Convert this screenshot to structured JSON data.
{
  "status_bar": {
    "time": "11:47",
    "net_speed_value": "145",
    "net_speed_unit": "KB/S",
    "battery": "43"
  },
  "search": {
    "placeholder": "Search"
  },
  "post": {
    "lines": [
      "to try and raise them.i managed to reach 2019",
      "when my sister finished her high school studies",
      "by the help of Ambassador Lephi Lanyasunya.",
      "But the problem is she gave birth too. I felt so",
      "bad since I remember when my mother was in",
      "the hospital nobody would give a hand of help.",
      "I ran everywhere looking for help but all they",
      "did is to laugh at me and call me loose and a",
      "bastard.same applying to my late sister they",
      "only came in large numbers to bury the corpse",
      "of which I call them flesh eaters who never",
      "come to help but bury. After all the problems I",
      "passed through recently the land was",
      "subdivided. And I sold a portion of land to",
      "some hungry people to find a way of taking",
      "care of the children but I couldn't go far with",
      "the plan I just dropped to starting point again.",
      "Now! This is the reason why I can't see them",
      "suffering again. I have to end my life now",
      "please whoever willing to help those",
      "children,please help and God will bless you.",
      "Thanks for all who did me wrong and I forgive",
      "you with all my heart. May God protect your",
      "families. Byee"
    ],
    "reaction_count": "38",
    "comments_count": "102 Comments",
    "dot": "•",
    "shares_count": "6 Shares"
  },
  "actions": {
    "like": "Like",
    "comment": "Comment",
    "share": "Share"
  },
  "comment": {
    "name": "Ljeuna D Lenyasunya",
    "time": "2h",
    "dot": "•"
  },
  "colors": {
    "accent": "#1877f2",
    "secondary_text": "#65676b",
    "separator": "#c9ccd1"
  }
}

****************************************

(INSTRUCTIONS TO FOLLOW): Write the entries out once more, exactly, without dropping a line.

(SOLUTION FOR THIS TASK):
Convert this screenshot to structured JSON data.
{
  "status_bar": {
    "time": "11:47",
    "net_speed_value": "145",
    "net_speed_unit": "KB/S",
    "battery": "43"
  },
  "search": {
    "placeholder": "Search"
  },
  "post": {
    "lines": [
      "to try and raise them.i managed to reach 2019",
      "when my sister finished her high school studies",
      "by the help of Ambassador Lephi Lanyasunya.",
      "But the problem is she gave birth too. I felt so",
      "bad since I remember when my mother was in",
      "the hospital nobody would give a hand of help.",
      "I ran everywhere looking for help but all they",
      "did is to laugh at me and call me loose and a",
      "bastard.same applying to my late sister they",
      "only came in large numbers to bury the corpse",
      "of which I call them flesh eaters who never",
      "come to help but bury. After all the problems I",
      "passed through recently the land was",
      "subdivided. And I sold a portion of land to",
      "some hungry people to find a way of taking",
      "care of the children but I couldn't go far with",
      "the plan I just dropped to starting point again.",
      "Now! This is the reason why I can't see them",
      "suffering again. I have to end my life now",
      "please whoever willing to help those",
      "children,please help and God will bless you.",
      "Thanks for all who did me wrong and I forgive",
      "you with all my heart. May God protect your",
      "families. Byee"
    ],
    "reaction_count": "38",
    "comments_count": "102 Comments",
    "dot": "•",
    "shares_count": "6 Shares"
  },
  "actions": {
    "like": "Like",
    "comment": "Comment",
    "share": "Share"
  },
  "comment": {
    "name": "Ljeuna D Lenyasunya",
    "time": "2h",
    "dot": "•"
  },
  "colors": {
    "accent": "#1877f2",
    "secondary_text": "#65676b",
    "separator": "#c9ccd1"
  }
}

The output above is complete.